- Opening Delimiter -

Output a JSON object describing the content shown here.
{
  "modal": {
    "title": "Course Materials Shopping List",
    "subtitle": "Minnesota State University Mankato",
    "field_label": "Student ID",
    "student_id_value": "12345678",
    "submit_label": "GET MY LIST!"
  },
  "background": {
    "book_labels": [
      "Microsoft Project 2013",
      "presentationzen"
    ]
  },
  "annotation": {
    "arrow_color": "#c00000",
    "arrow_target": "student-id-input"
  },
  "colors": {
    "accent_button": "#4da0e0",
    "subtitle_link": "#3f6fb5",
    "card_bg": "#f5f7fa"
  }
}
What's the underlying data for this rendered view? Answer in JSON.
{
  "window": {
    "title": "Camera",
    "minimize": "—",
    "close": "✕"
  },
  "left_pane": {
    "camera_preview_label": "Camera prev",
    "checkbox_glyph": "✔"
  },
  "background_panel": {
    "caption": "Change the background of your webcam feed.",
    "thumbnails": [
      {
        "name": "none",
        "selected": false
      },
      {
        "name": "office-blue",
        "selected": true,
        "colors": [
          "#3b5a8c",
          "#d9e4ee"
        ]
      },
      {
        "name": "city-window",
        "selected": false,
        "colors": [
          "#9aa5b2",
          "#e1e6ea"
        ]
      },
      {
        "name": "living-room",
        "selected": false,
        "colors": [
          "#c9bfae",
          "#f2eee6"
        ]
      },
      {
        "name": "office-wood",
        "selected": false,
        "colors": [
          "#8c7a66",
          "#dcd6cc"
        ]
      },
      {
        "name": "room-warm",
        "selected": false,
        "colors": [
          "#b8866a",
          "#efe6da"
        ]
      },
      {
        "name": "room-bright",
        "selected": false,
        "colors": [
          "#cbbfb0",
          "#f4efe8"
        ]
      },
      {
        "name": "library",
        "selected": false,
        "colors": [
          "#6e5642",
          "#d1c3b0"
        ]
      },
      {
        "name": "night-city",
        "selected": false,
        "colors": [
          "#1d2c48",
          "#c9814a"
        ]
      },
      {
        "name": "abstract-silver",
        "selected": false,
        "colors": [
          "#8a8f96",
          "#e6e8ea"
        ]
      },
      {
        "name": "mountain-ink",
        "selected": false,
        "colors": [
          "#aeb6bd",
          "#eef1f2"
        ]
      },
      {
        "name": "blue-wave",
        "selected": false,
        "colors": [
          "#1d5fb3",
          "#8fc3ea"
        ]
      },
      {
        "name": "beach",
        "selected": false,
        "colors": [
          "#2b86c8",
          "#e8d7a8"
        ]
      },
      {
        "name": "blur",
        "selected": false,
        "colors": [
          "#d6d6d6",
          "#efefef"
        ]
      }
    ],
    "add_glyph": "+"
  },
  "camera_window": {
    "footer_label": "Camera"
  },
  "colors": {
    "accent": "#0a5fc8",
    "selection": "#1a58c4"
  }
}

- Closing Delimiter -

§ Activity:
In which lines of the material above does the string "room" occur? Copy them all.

§ Completed exercise:
        "name": "living-room",
        "name": "room-warm",
        "name": "room-bright",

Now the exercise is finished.